Earlier this week I came across a wonderful article outlining the steps needed to properly care for your suit. It had a great deal of useful information but left me wondering, do consumers know what to do with all of the other pieces that make up their wardrobe? With that notion, I wanted to share some best practices from head to toe.
There is some flexibility with the cleaning options for shirts. Some may only have their shirts dry cleaned; but it is true, however, that you can wash them yourself. If you choose that route, be sure that you are washing on a delicate cycle and using warm water for white shirts and cold water for shirts with color. You can iron them immediately after, or tumble dry on low and then iron. Either way, ironing after the process is vital; but I must point out that it is nearly impossible to achieve the same result when picking up from your dry cleaner. With that said, if you have the money, take your shirts to the cleaner and opt for minimal to no starch.
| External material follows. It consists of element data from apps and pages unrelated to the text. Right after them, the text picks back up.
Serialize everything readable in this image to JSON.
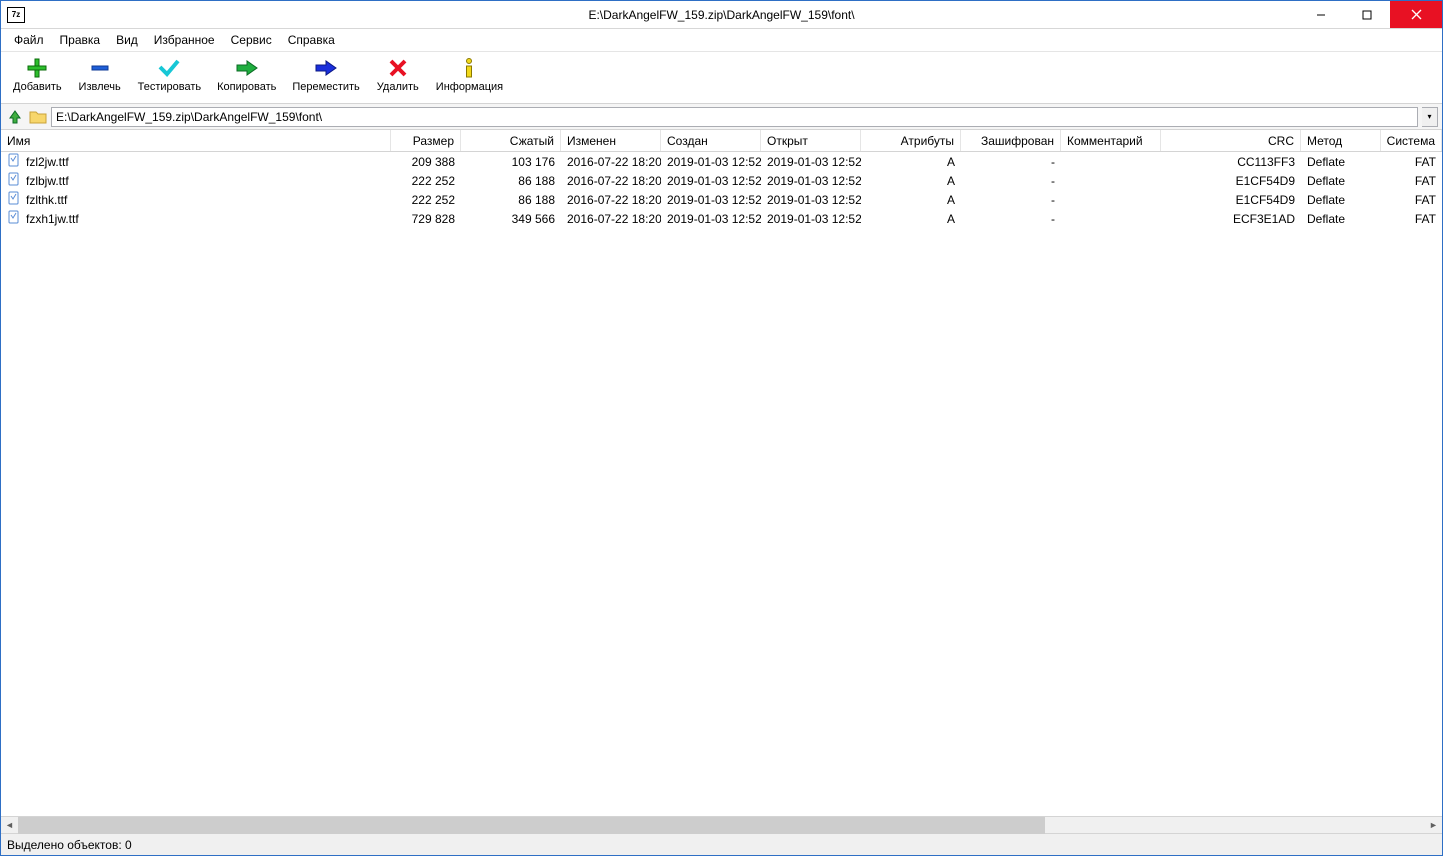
{
  "window": {
    "title": "E:\\DarkAngelFW_159.zip\\DarkAngelFW_159\\font\\",
    "app_icon_text": "7z"
  },
  "menu": {
    "file": "Файл",
    "edit": "Правка",
    "view": "Вид",
    "favorites": "Избранное",
    "tools": "Сервис",
    "help": "Справка"
  },
  "toolbar": {
    "add": "Добавить",
    "extract": "Извлечь",
    "test": "Тестировать",
    "copy": "Копировать",
    "move": "Переместить",
    "delete": "Удалить",
    "info": "Информация"
  },
  "address": {
    "path": "E:\\DarkAngelFW_159.zip\\DarkAngelFW_159\\font\\"
  },
  "columns": {
    "name": "Имя",
    "size": "Размер",
    "packed": "Сжатый",
    "modified": "Изменен",
    "created": "Создан",
    "accessed": "Открыт",
    "attributes": "Атрибуты",
    "encrypted": "Зашифрован",
    "comment": "Комментарий",
    "crc": "CRC",
    "method": "Метод",
    "system": "Система"
  },
  "files": [
    {
      "name": "fzl2jw.ttf",
      "size": "209 388",
      "packed": "103 176",
      "modified": "2016-07-22 18:20",
      "created": "2019-01-03 12:52",
      "accessed": "2019-01-03 12:52",
      "attributes": "A",
      "encrypted": "-",
      "comment": "",
      "crc": "CC113FF3",
      "method": "Deflate",
      "system": "FAT",
      "selected": true
    },
    {
      "name": "fzlbjw.ttf",
      "size": "222 252",
      "packed": "86 188",
      "modified": "2016-07-22 18:20",
      "created": "2019-01-03 12:52",
      "accessed": "2019-01-03 12:52",
      "attributes": "A",
      "encrypted": "-",
      "comment": "",
      "crc": "E1CF54D9",
      "method": "Deflate",
      "system": "FAT",
      "selected": false
    },
    {
      "name": "fzlthk.ttf",
      "size": "222 252",
      "packed": "86 188",
      "modified": "2016-07-22 18:20",
      "created": "2019-01-03 12:52",
      "accessed": "2019-01-03 12:52",
      "attributes": "A",
      "encrypted": "-",
      "comment": "",
      "crc": "E1CF54D9",
      "method": "Deflate",
      "system": "FAT",
      "selected": false
    },
    {
      "name": "fzxh1jw.ttf",
      "size": "729 828",
      "packed": "349 566",
      "modified": "2016-07-22 18:20",
      "created": "2019-01-03 12:52",
      "accessed": "2019-01-03 12:52",
      "attributes": "A",
      "encrypted": "-",
      "comment": "",
      "crc": "ECF3E1AD",
      "method": "Deflate",
      "system": "FAT",
      "selected": false
    }
  ],
  "status": {
    "selected_text": "Выделено объектов: 0"
  }
}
Never, I repeat, Never wear your white dress shirts more than once without a cleaning. White shirts quickly accumulate dirt and it is nearly impossible to remove once it sets in.
To preserve the suit (jacket), you should always hang it on a wide shoulder suit hanger and use a suit brush to remove particles before putting up. If you do not plan on wearing the garment for quite some time, have it dry cleaned, pressed and cover with a garment bag. Do not have your jackets dry cleaned more than once every 4-6 months. The chemicals will only expedite the breakdown in the fabric. Instead, utilize your suit brush and have the garment properly steamed. If you try and iron your jacket, you will only succeed in damaging the thread and may even create a ‘sheen’ effect from applying too much direct heat. If you have to wear a suit often, spend the money on 3-4 quality garments so that you can rotate them throughout the weeks and months.
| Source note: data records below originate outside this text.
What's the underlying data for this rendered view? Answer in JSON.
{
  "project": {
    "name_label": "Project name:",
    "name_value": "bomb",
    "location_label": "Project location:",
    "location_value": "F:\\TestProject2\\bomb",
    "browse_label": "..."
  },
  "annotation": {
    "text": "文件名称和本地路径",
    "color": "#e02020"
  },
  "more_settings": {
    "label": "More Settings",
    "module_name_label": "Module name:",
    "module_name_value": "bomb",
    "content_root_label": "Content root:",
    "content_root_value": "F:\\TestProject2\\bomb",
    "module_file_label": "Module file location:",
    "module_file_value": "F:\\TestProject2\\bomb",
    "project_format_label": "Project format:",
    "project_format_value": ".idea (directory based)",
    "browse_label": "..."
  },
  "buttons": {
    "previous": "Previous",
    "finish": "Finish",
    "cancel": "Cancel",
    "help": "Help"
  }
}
For your slacks, follow the same cleaning and caring method as your suit. Never put dress pants in the washer machine. You’ll wind up with a damaged garment and quite possibly in tears. For cotton, linen, cotton blends, denim, etc.; feel free to toss them in the washer in warm to cold water and hang dry if you have the time. Always store wool trousers on a proper pant hanger.
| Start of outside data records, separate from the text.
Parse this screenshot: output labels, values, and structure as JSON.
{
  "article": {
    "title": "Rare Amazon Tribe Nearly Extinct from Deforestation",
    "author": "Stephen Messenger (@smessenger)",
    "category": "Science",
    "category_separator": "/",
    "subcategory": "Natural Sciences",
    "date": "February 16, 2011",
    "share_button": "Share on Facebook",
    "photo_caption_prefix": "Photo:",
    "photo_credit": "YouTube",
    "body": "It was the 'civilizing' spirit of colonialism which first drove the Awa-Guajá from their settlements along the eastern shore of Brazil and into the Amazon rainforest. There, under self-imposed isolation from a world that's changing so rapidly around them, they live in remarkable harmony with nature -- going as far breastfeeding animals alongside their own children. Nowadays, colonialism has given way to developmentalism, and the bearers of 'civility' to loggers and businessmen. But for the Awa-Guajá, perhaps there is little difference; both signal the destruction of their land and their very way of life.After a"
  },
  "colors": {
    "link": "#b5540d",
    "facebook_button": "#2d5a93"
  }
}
The absolute very first thing you should do with your recent acquisition, aside from inhaling them for great lengths (nothing smells better than new shoes) is spray them with an all weather protectant. When storing, be sure to use shoe trees made of cedar preferably, to maintain shape and absorb moisture from recent wear. Cleaning is simple if kept up. The first step is to remove any dust/dirt before moving forward. Leather requires polishing, suede calls for a touch of rubber “erasing” a coarse brush and maybe even warm water and vinegar. You can get the dirt off of canvas kicks with warm water, a bit of soap and towel.
No matter what you have in your closets and drawers, just be sure to remain vigilant in your upkeep efforts… and be sure to live in style.